Adama wines grew out of a need to recognise the multi-generational contribution that families had made to Bosman Family Wines of Wellington over the years. It is fully worker owned and has established strong Fairtrade credentials in the export market. Headquartered in the impressive winery on the Voor Paardeberg once home to African Terroir wines, Dlamini admits: “I need to handle volumes but I need to know what quality is. I have to understand the fruit and what to do with it. We as a team have to plan so that we can accommodate the capacity but with an idea of what the consumer or the end market actually wants.”
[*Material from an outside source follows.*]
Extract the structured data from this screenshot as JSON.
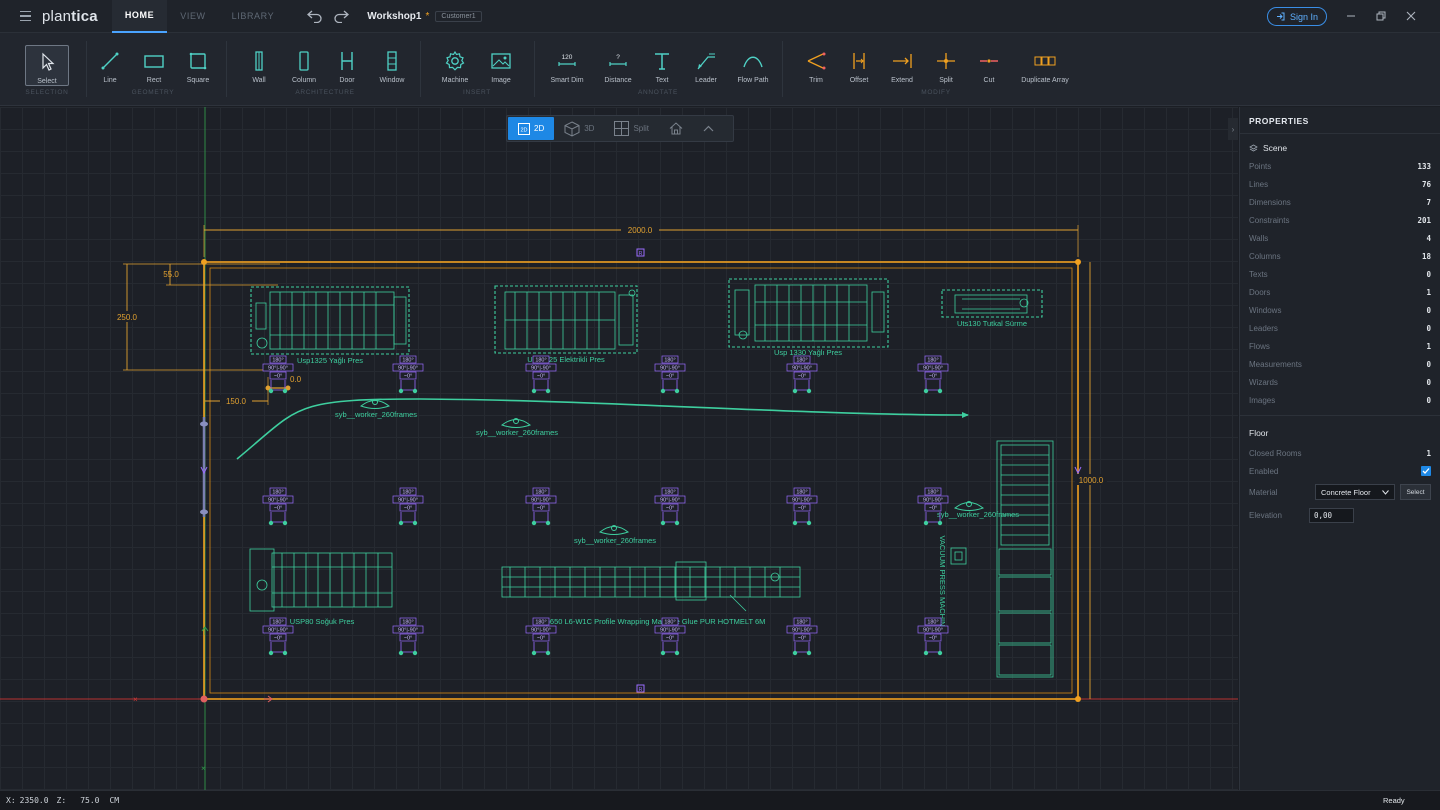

As its website states: “HER Wines proudly stands as a pioneering force in the South African wine industry, as the premier enterprise entirely owned and operated by black women. Every aspect of our extraordinary journey, from nurturing the vineyards to creating extraordinary bottles, and overseeing marketing, production and distribution, is driven by the passion and dedication of black women. We value the exchange of ideas, mutual inspiration, and the cultivation of deeper connections within South Africa’s wonderfully diverse communities.”

HER wines sent its first bottles to market in 2020, the year of the pandemic – and it has grown. The all-woman team are justifiably buoyant about the fact that the brand has a national listing with the Hussar Grill chain as its first listing, and that their wines are available in retail at both Woolworths and Makro.
There’s a small blazon on the bottle right corner of each front label which states their drive to give back. 2% of all profits are ploughed into a bursary scheme to provide funding for deserving black women wanting to further their tertiary education. But the process doesn’t stop there. Active mentorship by the HER wines team is also part of the deal. They have all learned from their successes and failures along the way and are adamant that imparting additional skills and life lessons to those they’re helping is part and parcel of the hand up they provide.
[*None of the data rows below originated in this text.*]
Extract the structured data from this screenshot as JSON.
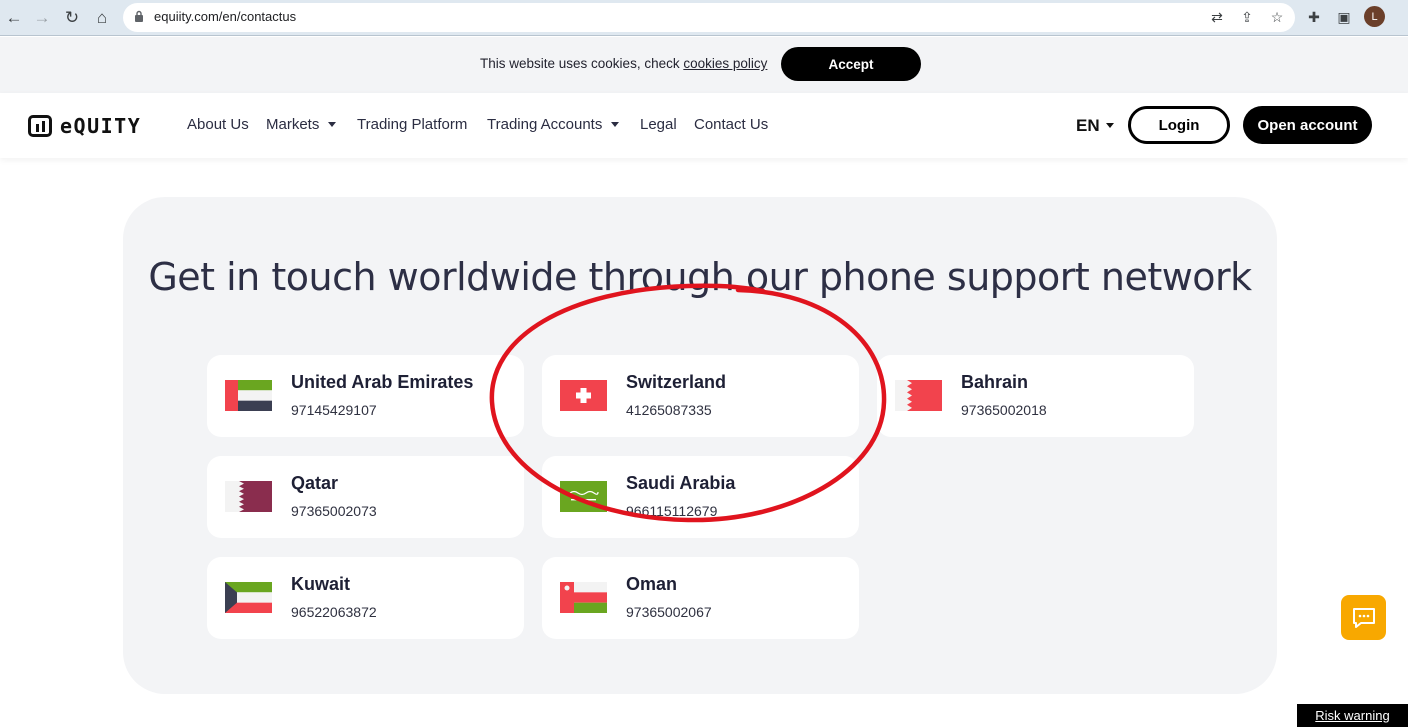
{
  "browser": {
    "url": "equiity.com/en/contactus",
    "profile_initial": "L"
  },
  "cookie": {
    "text": "This website uses cookies, check ",
    "link": "cookies policy",
    "accept": "Accept"
  },
  "header": {
    "logo_text": "eQUITY",
    "menu": [
      "About Us",
      "Markets",
      "Trading Platform",
      "Trading Accounts",
      "Legal",
      "Contact Us"
    ],
    "lang": "EN",
    "login": "Login",
    "open_account": "Open account"
  },
  "main": {
    "heading": "Get in touch worldwide through our phone support network",
    "contacts": [
      {
        "country": "United Arab Emirates",
        "phone": "97145429107"
      },
      {
        "country": "Switzerland",
        "phone": "41265087335"
      },
      {
        "country": "Bahrain",
        "phone": "97365002018"
      },
      {
        "country": "Qatar",
        "phone": "97365002073"
      },
      {
        "country": "Saudi Arabia",
        "phone": "966115112679"
      },
      {
        "country": "Kuwait",
        "phone": "96522063872"
      },
      {
        "country": "Oman",
        "phone": "97365002067"
      }
    ]
  },
  "footer": {
    "risk_warning": "Risk warning"
  },
  "colors": {
    "accent": "#000000",
    "annotation": "#e0141e",
    "chat": "#f8a800"
  }
}
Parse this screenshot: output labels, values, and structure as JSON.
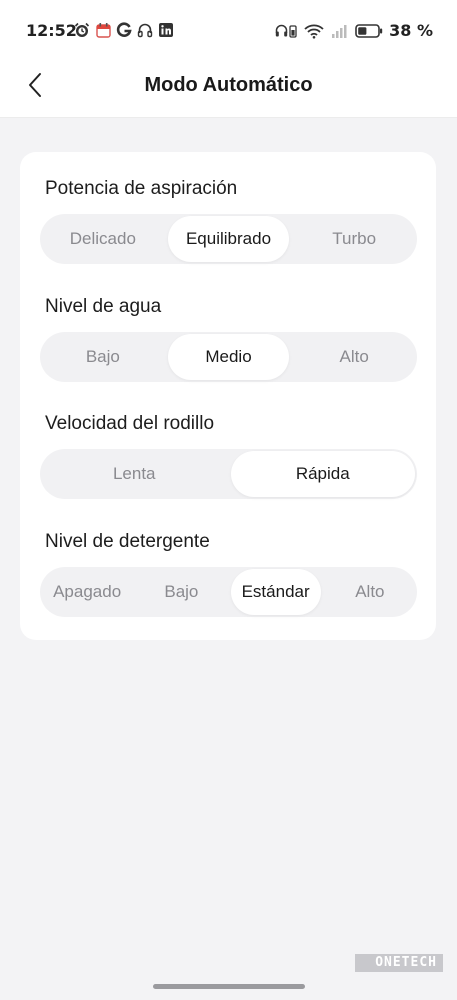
{
  "status_bar": {
    "time": "12:52",
    "battery": "38 %",
    "left_icons": [
      "alarm-icon",
      "calendar-icon",
      "g-icon",
      "headphones-icon",
      "linkedin-icon"
    ],
    "right_icons": [
      "headset-battery-icon",
      "wifi-icon",
      "signal-icon",
      "battery-icon"
    ]
  },
  "header": {
    "title": "Modo Automático"
  },
  "settings": [
    {
      "label": "Potencia de aspiración",
      "options": [
        "Delicado",
        "Equilibrado",
        "Turbo"
      ],
      "selected": "Equilibrado"
    },
    {
      "label": "Nivel de agua",
      "options": [
        "Bajo",
        "Medio",
        "Alto"
      ],
      "selected": "Medio"
    },
    {
      "label": "Velocidad del rodillo",
      "options": [
        "Lenta",
        "Rápida"
      ],
      "selected": "Rápida"
    },
    {
      "label": "Nivel de detergente",
      "options": [
        "Apagado",
        "Bajo",
        "Estándar",
        "Alto"
      ],
      "selected": "Estándar"
    }
  ],
  "watermark": {
    "text": "ONETECH"
  },
  "colors": {
    "background": "#f3f3f5",
    "card": "#ffffff",
    "segment_track": "#f1f1f3",
    "selected_text": "#1a1a1a",
    "unselected_text": "#8a8a8f"
  }
}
In just a few short years they have been able to assist five women with bursary funding, with Naslee Morkel, Jamie-Lee Abelse and Amisha Hoffman (pictured) the latest beneficiaries. But they have also notched up success of their own with HER wines. In November 2023 their Facebook page contained the news that they’d been awarded 4 Stars in the 2024 Platter wine guide for the HER Shiraz 2022 and 2023 Chenin Blanc – as well as being selected as one of the Guide’s Good Value picks. “We are so proud,” the post read. “We’re raising the bar, challenging ourselves to work even harder to create opportunities for young black women eager to empower themselves.”

Not only that, but HER wines launched the Amandla label in the United Kingdom last year – and were awarded The Drinks Business Best Launch of 2023 in July. Done on a miniscule marketing budget the Amandla campaign punched way above its weight to win this recognition. 

As reported: “The judges said that the ‘brand’s story and messaging resonated strongly with consumers and retailers alike, leading to major retail listings and impressive media endorsement. Amandla’s packaging and brand design effectively captured the energy and vibrancy of the venture, while their strategic media outreach and social media campaigns successfully generated extensive coverage and built an engaged community of followers’.” 

They will never be “the traditional back-slapping boy’s club”, Dlamini states. “We want to get together to empower each other, nurture talent and embrace dynamic change.”

Wine is a wonderful catalyst for inspiration and gathering people together – but it needn’t just be about the bottle’s contents. “For me care means empathy. I must go the extra mile and put myself into someone else’s shoes so that I can see things from their point of view. And once I am there, I need to do something about it. Care is meaningless unless it is followed by action.”

Action and power are a heady mix, one HER wines and Amandla are harnessing to bring about change for women and for wine.

Fiona McDonald

One woman, many hats: Adama, HER Wines and Amandla boss and winemaker, Praisy Dlamini
HER wines bursary recipients, from left, Jamie-Lee Abelse, Amisha Hoffmand and Naslee Morkel
Aslina owner and winemaker Ntsiki Biyela
Mahalia Kotjane of Three Quarters Wines